Shares of Singapore banks are unlikely to perform well in the short term amid higher risks to the global economy, an analyst at Singapore-based DMG & Partners Securities said in a report on Tuesday.
Leng Seng Choon noted that since mid-August this year, Singapore's local banks -- DBS Bank, OCBC Bank and United Overseas Bank -- have posted share price declines of between 5 per cent and 8 per cent.
"However, we do not believe banks' share prices have bottomed, given the persistent macroeconomic issues in the US and EU, which could dampen loan expansion and raise concerns on asset quality," Leng said.
DMG saw no catalysts driving banks' share prices in the short-term, and was thus maintaining its neutral weight on banks.
Also, factoring in heightened risks, the securities firm was downgrading target prices to around one standard deviation below the historical price-to-book mean.
The brokerage identified UOB as its top pick with a target price of S$19.53.
UOB's total return year-to-date outpaced itspeers by falling 1 per cent, sharply better than DBS's negative 11 per cent and OCBC's negative 13 per cent, Leng noted.
"Despite that, we expect further UOB share price outperformance. UOB's conservative loan stance over the past 3 years and greater focus on housing loans will help to keep its asset quality high, and hence provisions low," he said.
The analyst warned that concerns on global economic growth will translate to weaker loan expansion for the local banking industry going forward.
DMG is projecting next year's loan growth for the fiscal year of between 8 per cent and 8.5 per cent, sharply lower than that of the forecast for the 16 per cent to 20 per cent forecast this year.
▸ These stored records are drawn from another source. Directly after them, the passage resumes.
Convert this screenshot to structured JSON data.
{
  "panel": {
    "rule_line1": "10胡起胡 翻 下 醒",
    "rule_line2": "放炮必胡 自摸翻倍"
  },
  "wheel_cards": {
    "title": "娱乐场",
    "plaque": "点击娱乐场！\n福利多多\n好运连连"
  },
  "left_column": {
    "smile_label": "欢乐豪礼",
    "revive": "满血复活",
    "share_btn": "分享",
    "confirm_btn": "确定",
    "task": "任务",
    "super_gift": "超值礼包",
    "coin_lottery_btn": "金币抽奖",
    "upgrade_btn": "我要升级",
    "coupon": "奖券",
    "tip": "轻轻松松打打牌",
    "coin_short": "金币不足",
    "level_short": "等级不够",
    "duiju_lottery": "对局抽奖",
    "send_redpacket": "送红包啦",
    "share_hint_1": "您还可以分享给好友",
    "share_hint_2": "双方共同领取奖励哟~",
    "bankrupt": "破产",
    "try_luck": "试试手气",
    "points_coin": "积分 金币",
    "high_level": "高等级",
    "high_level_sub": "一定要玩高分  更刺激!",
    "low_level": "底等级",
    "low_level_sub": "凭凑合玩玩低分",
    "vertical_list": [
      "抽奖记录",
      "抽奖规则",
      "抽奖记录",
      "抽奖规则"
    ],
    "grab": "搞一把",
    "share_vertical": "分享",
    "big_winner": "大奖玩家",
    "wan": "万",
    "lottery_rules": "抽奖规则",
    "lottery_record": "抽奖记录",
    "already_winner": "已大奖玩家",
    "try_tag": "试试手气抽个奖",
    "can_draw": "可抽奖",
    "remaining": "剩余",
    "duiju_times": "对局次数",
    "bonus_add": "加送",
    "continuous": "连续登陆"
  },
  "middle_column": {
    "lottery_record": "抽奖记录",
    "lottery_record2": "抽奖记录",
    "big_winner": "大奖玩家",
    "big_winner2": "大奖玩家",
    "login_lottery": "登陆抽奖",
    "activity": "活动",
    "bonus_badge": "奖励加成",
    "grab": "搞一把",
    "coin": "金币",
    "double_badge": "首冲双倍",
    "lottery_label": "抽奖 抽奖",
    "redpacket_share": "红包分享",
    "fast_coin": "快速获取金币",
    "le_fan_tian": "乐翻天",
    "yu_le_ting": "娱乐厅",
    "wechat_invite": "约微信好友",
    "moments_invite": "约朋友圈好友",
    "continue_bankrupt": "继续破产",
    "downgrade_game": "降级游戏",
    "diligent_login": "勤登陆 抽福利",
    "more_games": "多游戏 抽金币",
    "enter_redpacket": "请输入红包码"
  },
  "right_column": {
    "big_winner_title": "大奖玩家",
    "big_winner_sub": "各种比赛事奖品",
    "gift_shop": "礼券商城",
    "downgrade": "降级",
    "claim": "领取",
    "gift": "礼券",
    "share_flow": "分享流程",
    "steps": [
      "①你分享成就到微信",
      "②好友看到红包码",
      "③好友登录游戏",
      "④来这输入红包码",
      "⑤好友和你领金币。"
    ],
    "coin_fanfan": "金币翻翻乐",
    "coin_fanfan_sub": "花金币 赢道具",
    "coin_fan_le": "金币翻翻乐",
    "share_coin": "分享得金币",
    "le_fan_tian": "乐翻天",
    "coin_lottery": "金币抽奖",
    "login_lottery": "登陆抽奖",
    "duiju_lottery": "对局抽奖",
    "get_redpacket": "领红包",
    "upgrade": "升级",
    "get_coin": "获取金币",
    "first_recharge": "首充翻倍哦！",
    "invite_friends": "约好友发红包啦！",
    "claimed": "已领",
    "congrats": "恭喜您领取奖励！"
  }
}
The securities firm was not revising its loan growth forecast but Leng noted "there remains the risk of further downside, particularly for corporate loans".